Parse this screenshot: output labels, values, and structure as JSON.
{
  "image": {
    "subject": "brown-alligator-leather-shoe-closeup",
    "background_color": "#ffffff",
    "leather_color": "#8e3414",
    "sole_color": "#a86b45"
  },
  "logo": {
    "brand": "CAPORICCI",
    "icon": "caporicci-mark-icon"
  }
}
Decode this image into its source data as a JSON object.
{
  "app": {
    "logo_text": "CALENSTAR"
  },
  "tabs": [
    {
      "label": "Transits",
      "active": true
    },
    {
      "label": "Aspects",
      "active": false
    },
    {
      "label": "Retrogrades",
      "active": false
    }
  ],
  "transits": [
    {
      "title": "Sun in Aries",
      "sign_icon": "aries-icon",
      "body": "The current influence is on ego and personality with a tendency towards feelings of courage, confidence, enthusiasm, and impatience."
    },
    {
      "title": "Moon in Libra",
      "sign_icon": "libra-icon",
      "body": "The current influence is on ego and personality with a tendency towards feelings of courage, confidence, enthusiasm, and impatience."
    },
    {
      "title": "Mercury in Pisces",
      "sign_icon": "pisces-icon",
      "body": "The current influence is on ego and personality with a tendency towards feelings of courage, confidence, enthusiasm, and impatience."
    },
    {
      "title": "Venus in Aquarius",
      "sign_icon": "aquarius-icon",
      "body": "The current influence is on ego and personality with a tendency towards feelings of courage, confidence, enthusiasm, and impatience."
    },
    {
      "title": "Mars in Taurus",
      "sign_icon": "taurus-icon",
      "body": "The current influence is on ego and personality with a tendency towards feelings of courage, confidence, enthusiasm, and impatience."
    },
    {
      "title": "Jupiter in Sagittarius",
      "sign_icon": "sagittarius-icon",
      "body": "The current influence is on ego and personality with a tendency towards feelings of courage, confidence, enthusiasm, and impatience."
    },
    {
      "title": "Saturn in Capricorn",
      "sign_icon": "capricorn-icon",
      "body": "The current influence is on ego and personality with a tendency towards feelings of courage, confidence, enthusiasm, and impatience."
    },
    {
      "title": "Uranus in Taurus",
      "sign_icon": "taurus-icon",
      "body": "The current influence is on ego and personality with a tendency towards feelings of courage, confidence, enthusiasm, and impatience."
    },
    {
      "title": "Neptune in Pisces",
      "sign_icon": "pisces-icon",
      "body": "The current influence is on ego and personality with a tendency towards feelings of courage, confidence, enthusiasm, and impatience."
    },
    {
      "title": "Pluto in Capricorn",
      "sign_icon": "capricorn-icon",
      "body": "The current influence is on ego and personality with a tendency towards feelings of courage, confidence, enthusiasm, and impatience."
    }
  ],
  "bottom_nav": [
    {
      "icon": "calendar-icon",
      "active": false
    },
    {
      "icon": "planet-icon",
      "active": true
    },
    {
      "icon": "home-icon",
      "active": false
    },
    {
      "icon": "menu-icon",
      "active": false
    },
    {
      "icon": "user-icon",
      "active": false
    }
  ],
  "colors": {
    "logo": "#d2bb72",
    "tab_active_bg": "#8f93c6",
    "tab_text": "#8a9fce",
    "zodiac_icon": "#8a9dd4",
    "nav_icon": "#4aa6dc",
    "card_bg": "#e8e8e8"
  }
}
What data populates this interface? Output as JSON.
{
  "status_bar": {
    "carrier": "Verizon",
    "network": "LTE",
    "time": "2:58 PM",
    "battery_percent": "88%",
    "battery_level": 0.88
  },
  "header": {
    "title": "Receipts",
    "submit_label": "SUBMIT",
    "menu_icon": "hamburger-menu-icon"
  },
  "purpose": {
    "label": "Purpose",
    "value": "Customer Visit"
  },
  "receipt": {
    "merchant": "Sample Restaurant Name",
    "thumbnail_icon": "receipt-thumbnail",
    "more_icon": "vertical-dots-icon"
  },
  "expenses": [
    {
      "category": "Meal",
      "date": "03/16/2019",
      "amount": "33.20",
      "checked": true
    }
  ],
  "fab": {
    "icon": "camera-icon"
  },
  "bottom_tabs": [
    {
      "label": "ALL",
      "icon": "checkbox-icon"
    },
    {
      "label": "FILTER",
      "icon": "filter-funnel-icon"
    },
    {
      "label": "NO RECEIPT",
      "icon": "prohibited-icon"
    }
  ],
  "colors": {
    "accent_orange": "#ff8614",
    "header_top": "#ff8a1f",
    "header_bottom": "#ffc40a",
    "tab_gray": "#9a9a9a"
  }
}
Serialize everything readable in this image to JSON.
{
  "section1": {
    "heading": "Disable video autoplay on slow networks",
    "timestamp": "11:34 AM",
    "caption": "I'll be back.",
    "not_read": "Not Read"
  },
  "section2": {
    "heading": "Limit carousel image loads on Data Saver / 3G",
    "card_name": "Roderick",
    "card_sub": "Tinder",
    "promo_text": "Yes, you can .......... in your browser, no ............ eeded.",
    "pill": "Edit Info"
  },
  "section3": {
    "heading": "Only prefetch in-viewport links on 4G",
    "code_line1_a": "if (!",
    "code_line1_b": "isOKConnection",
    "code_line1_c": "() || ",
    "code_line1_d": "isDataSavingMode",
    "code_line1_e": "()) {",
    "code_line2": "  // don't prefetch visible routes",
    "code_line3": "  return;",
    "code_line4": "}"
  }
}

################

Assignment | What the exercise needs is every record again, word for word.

Task solution |
Parse this screenshot: output labels, values, and structure as JSON.
{
  "image": {
    "subject": "brown-alligator-leather-shoe-closeup",
    "background_color": "#ffffff",
    "leather_color": "#8e3414",
    "sole_color": "#a86b45"
  },
  "logo": {
    "brand": "CAPORICCI",
    "icon": "caporicci-mark-icon"
  }
}
Decode this image into its source data as a JSON object.
{
  "app": {
    "logo_text": "CALENSTAR"
  },
  "tabs": [
    {
      "label": "Transits",
      "active": true
    },
    {
      "label": "Aspects",
      "active": false
    },
    {
      "label": "Retrogrades",
      "active": false
    }
  ],
  "transits": [
    {
      "title": "Sun in Aries",
      "sign_icon": "aries-icon",
      "body": "The current influence is on ego and personality with a tendency towards feelings of courage, confidence, enthusiasm, and impatience."
    },
    {
      "title": "Moon in Libra",
      "sign_icon": "libra-icon",
      "body": "The current influence is on ego and personality with a tendency towards feelings of courage, confidence, enthusiasm, and impatience."
    },
    {
      "title": "Mercury in Pisces",
      "sign_icon": "pisces-icon",
      "body": "The current influence is on ego and personality with a tendency towards feelings of courage, confidence, enthusiasm, and impatience."
    },
    {
      "title": "Venus in Aquarius",
      "sign_icon": "aquarius-icon",
      "body": "The current influence is on ego and personality with a tendency towards feelings of courage, confidence, enthusiasm, and impatience."
    },
    {
      "title": "Mars in Taurus",
      "sign_icon": "taurus-icon",
      "body": "The current influence is on ego and personality with a tendency towards feelings of courage, confidence, enthusiasm, and impatience."
    },
    {
      "title": "Jupiter in Sagittarius",
      "sign_icon": "sagittarius-icon",
      "body": "The current influence is on ego and personality with a tendency towards feelings of courage, confidence, enthusiasm, and impatience."
    },
    {
      "title": "Saturn in Capricorn",
      "sign_icon": "capricorn-icon",
      "body": "The current influence is on ego and personality with a tendency towards feelings of courage, confidence, enthusiasm, and impatience."
    },
    {
      "title": "Uranus in Taurus",
      "sign_icon": "taurus-icon",
      "body": "The current influence is on ego and personality with a tendency towards feelings of courage, confidence, enthusiasm, and impatience."
    },
    {
      "title": "Neptune in Pisces",
      "sign_icon": "pisces-icon",
      "body": "The current influence is on ego and personality with a tendency towards feelings of courage, confidence, enthusiasm, and impatience."
    },
    {
      "title": "Pluto in Capricorn",
      "sign_icon": "capricorn-icon",
      "body": "The current influence is on ego and personality with a tendency towards feelings of courage, confidence, enthusiasm, and impatience."
    }
  ],
  "bottom_nav": [
    {
      "icon": "calendar-icon",
      "active": false
    },
    {
      "icon": "planet-icon",
      "active": true
    },
    {
      "icon": "home-icon",
      "active": false
    },
    {
      "icon": "menu-icon",
      "active": false
    },
    {
      "icon": "user-icon",
      "active": false
    }
  ],
  "colors": {
    "logo": "#d2bb72",
    "tab_active_bg": "#8f93c6",
    "tab_text": "#8a9fce",
    "zodiac_icon": "#8a9dd4",
    "nav_icon": "#4aa6dc",
    "card_bg": "#e8e8e8"
  }
}
What data populates this interface? Output as JSON.
{
  "status_bar": {
    "carrier": "Verizon",
    "network": "LTE",
    "time": "2:58 PM",
    "battery_percent": "88%",
    "battery_level": 0.88
  },
  "header": {
    "title": "Receipts",
    "submit_label": "SUBMIT",
    "menu_icon": "hamburger-menu-icon"
  },
  "purpose": {
    "label": "Purpose",
    "value": "Customer Visit"
  },
  "receipt": {
    "merchant": "Sample Restaurant Name",
    "thumbnail_icon": "receipt-thumbnail",
    "more_icon": "vertical-dots-icon"
  },
  "expenses": [
    {
      "category": "Meal",
      "date": "03/16/2019",
      "amount": "33.20",
      "checked": true
    }
  ],
  "fab": {
    "icon": "camera-icon"
  },
  "bottom_tabs": [
    {
      "label": "ALL",
      "icon": "checkbox-icon"
    },
    {
      "label": "FILTER",
      "icon": "filter-funnel-icon"
    },
    {
      "label": "NO RECEIPT",
      "icon": "prohibited-icon"
    }
  ],
  "colors": {
    "accent_orange": "#ff8614",
    "header_top": "#ff8a1f",
    "header_bottom": "#ffc40a",
    "tab_gray": "#9a9a9a"
  }
}
Serialize everything readable in this image to JSON.
{
  "section1": {
    "heading": "Disable video autoplay on slow networks",
    "timestamp": "11:34 AM",
    "caption": "I'll be back.",
    "not_read": "Not Read"
  },
  "section2": {
    "heading": "Limit carousel image loads on Data Saver / 3G",
    "card_name": "Roderick",
    "card_sub": "Tinder",
    "promo_text": "Yes, you can .......... in your browser, no ............ eeded.",
    "pill": "Edit Info"
  },
  "section3": {
    "heading": "Only prefetch in-viewport links on 4G",
    "code_line1_a": "if (!",
    "code_line1_b": "isOKConnection",
    "code_line1_c": "() || ",
    "code_line1_d": "isDataSavingMode",
    "code_line1_e": "()) {",
    "code_line2": "  // don't prefetch visible routes",
    "code_line3": "  return;",
    "code_line4": "}"
  }
}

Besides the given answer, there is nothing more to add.